By robbiefreeling | REVERSEBLOG: the reverse shot blog October 3, 2008 at 10:40AM
From its simple title font evocative of another era to its opening and closing shots reminiscent of The Graduate to its casting of filmmaking icon Peter Bogdanovich, Humboldt County acknowledges its immodest aims early on. Taking as their subject matter a happy, hippie hideaway in the marijuana-rich forests of Northern California, writing and directing team Danny Jacobs and Darren Grodsky seem to believe that representation of the unconventional marks their debut effort as such, but the film fails to break any new aesthetic or narrative ground.
Although promising in fits and starts, the trajectory of the film is predetermined by generic convention from the start. Opening scenes find empty-shell medical student Peter (Jeremy Strong) at a particularly low moment: Having just failed a final exam (conducted by his professor and father, played by Bogdanovich) after prescribing Paxil in response to a mock patient's suicidal ruminations, he arrives at a proverbial crossroads. Numb and now aimless, he accepts an invitation from Bogart (Fairuza Balk), the actress formerly known as the depressed damsel in need of doctoring, to meet at a jazz club where she performs. An awkward sexual encounter later, Peter accepts a ride back to her place, not realizing Bogart doesn't reside in the greater Los Angeles area but hours north in Humboldt County.

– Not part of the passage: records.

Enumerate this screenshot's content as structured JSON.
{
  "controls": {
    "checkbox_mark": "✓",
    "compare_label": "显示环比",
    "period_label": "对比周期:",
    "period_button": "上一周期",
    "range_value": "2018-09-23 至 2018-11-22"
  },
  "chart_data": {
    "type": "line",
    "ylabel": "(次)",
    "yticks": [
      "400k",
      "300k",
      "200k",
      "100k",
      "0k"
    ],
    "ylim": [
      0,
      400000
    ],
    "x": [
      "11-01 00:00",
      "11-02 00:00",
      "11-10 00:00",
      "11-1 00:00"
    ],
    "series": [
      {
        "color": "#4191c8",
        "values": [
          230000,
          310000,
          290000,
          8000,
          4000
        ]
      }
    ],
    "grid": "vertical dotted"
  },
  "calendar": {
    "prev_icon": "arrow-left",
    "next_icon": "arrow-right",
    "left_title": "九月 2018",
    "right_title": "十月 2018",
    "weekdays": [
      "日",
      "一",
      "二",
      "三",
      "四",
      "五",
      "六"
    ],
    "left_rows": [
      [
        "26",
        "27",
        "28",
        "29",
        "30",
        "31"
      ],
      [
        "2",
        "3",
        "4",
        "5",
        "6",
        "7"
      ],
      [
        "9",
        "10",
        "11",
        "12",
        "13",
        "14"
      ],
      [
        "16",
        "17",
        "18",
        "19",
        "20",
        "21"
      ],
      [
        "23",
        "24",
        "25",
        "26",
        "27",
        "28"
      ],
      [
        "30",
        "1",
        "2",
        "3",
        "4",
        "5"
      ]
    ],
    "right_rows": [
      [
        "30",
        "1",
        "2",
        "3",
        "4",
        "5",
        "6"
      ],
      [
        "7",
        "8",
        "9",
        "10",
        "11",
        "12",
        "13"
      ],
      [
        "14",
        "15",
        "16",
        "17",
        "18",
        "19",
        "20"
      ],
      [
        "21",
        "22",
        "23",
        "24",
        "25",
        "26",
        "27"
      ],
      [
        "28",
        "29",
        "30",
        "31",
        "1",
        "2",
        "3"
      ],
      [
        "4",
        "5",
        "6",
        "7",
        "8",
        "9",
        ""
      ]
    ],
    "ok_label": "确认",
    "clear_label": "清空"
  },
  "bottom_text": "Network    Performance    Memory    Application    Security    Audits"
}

Given her unusual name, and Balk's infectious live-hard, lusty demeanor, Bogart would seem to serve as catalyst for Peter's reawakening to the wonders of the world in the vein of the "Manic Pixie Dream Girl" who, as incisively coined and defined by the Onion's Nathan Rabin some time ago in response to Kirsten Dunst in Elizabethtown, "exists solely in the fevered imaginations of sensitive writer-directors to teach broodingly soulful young men to embrace life and its infinite mysteries and adventures." Bogart certainly fits that bill, but you soon realize she's a narrative red herring when she ditches Peter the day after bringing him to her makeshift family's home in the woods. Though the story continues on its original path towards the straight arrow's enlightened mellowing, it shifts to become a journey abetted not by a quirk-ridden woman, but by the particular plant -- and the culture which surrounds it -- for which Humboldt County is so well-known. Click here to read the rest of Kristi Mitsuda's review of Humboldt County.